By manipulating environmental conditions, and paying equal attention to temperature and humidity, greenhouse growers can improve the quality of their crops and maximise yields.
Greenhouse climate control involves optimising the elements to maximise yield at the lowest possible cost, and to do this properly, growers need to understand the effect of vapour pressure deficit (VPD) on plant growth.
VPD, explains Van Rooyen, is the difference between the amount of moisture within a plant’s leaves and the air surrounding the plant. It drives various plant processes, such as transpiration, the opening of stomata, and the uptake of carbon dioxide (CO₂) and nutrients.
“By managing respiration rate through VPD, one cannot only optimise plant growth, but ensure that plants stay stress-free and thus healthier. The process further optimises nutrient uptake, resulting in better yields,” he says.
Temperature plus humidity
Optimal VPD is achieved through the management of the humidity and temperature in greenhouse or tunnel structures. “When it comes to climate control, growers are normally more focused on temperature than relative humidity, which refers to the amount of water vapour in the air. Humidity, nevertheless, has a much greater impact on plant health and growth than temperature has. Both should therefore be taken into account when using VPD to manipulate plant growth.
It therefore means little to know the temperature in an undercover structure without knowing the humidity levels at that temperature. Unfortunately, there is no ideal VPD setting, as it fluctuates in accordance with relative humidity and temperatures.
You can’t measure humidity [levels] and temperatures in January and then set the VPD for the rest of the year, as variations between seasons, day and night, and different phases of plant development all have to be taken into account.
Aside from this, different crops thrive in different VPD ranges, and these also differ from one growth phase to another.
Young plants have a lower stress tolerance than older plants, and therefore function better at lower VPD levels than older plants do.
The goal with VPD, therefore, is to keep it in the sweet spot, depending on the type of crop produced, its stage of development, the temperature and relative humidity.
Broadly speaking, according to Van Rooyen, the recommended VPD for most crops ranges from relative humidity levels of 60% to 80% and temperatures of 18°C to 28°C, with a 10°C difference between day and night temperatures (click here to see table).
The exception is cannabis, where humidity levels of 45% to 50% are preferred due to the flowers’ high susceptibility to mildew. Another factor that has to be considered is dew point, which relates to the amount of water that air molecules can hold at certain temperatures.
Air molecules hold more water at high temperatures than at low temperatures. Thus, as the air temperature rises, the air can hold more water and its relative humidity (the percentage of water in the air) decreases, and vice versa. Exceeding dew point causes condensation and the release of free water, which, in turn, increases the risk of the development of fungal diseases.
Effects of humidity
Good climate control, specifically the management of humidity levels, goes a long way towards eliminating diseases.

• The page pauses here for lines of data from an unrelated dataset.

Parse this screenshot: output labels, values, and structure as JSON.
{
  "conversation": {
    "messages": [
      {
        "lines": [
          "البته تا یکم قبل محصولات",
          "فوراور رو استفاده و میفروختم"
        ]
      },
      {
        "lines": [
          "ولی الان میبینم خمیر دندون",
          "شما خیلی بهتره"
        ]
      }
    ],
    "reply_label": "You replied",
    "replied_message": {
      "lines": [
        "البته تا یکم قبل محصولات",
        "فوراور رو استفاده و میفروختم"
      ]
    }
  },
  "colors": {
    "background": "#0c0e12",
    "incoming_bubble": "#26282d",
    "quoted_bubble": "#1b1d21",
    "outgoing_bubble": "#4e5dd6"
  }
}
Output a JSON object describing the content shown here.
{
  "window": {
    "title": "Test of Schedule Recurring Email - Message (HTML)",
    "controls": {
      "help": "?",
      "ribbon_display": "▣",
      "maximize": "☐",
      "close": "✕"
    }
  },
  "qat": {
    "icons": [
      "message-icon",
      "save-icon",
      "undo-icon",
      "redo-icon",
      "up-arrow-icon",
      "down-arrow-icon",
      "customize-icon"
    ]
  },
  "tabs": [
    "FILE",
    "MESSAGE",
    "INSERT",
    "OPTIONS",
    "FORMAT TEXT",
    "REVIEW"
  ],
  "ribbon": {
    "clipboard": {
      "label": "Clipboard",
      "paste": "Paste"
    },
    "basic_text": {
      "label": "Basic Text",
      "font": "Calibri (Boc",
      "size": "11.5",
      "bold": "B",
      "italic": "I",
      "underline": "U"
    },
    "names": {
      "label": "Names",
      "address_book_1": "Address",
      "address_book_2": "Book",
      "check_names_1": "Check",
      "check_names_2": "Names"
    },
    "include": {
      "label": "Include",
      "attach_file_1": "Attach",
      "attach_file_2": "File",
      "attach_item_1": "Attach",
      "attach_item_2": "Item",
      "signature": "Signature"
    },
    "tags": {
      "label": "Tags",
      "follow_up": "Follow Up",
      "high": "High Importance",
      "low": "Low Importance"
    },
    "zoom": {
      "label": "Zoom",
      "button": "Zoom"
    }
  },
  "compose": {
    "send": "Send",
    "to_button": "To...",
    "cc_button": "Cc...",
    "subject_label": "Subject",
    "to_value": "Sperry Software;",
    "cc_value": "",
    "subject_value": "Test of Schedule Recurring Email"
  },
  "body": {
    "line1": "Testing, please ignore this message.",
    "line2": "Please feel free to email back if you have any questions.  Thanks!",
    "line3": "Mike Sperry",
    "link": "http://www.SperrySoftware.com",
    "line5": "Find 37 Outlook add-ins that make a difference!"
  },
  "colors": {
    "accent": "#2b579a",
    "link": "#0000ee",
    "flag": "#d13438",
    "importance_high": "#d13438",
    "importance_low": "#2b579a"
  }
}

For example, high relative humidity at night followed by low relative humidity the next day is associated with powdery mildew outbreaks; while high humidity at night followed by high humidity the next day can lead to downy mildew. You have the same origin of disease, but environmental differences result in different outcomes. Humidity also influences the uptake of certain nutrients. Calcium and magnesium compete with one another, with the uptake of the former being negatively affected when the humidity level is low and transpiration high. This can lead to a calcium deficiency and, in effect, diseases such as blossom end rot in tomatoes and peppers.
The ideal would be the ability to manipulate VPD through the use of a computerised system in greenhouses and tunnels that automatically adjusts environmental parameters that influence temperature and relative humidity.
Unfortunately, we’re not there yet,. The latest controllers, at best, have a setting to measure VPD or alert growers when the VPD level falls out of a certain range.
Tools that a grower can use to manipulate temperature and relative humidity include heating, ventilation, air circulation, cooling and lighting. Nonetheless, everything starts with the design of the greenhouse, which includes the layout, orientation and materials used.
When these are suitable, it is easier to manipulate the ambient factors at a low cost. To illustrate, photoselective plastic can be used to manipulate the light that enters the greenhouse, and in turn this could help to lower or raise temperatures.
Air vents can be opened to trap hot air or allow it to escape from the greenhouse, while ‘wet walls’ can be used to reduce the temperature of the air as it moves over special cooling pads and also increases humidity.
The mixing of air is important to achieve uniformity, and can be used to raise temperatures when necessary by mixing warm air trapped in the roof with the rest of the air in the greenhouse.
The air can be mixed into the greenhouse via different means, but laminar flow fans are preferable, as used with cooling pads, to turbulent fans.
The latter operate at a far greater air speed, which breaks up the microclimate around the leaves of the plant and results in increased transpiration. This, in turn, raises
humidity once more.
"If you’re going to use [turbulent] fans, you need to consider their impact on the plants and rather use them over shorter periods,” advises Van Rooyen.
Foggers increase humidity levels by releasing fine droplets of water. “The finer the droplets, the better. To prevent fungal problems, the water should evaporate before it reaches the plants.”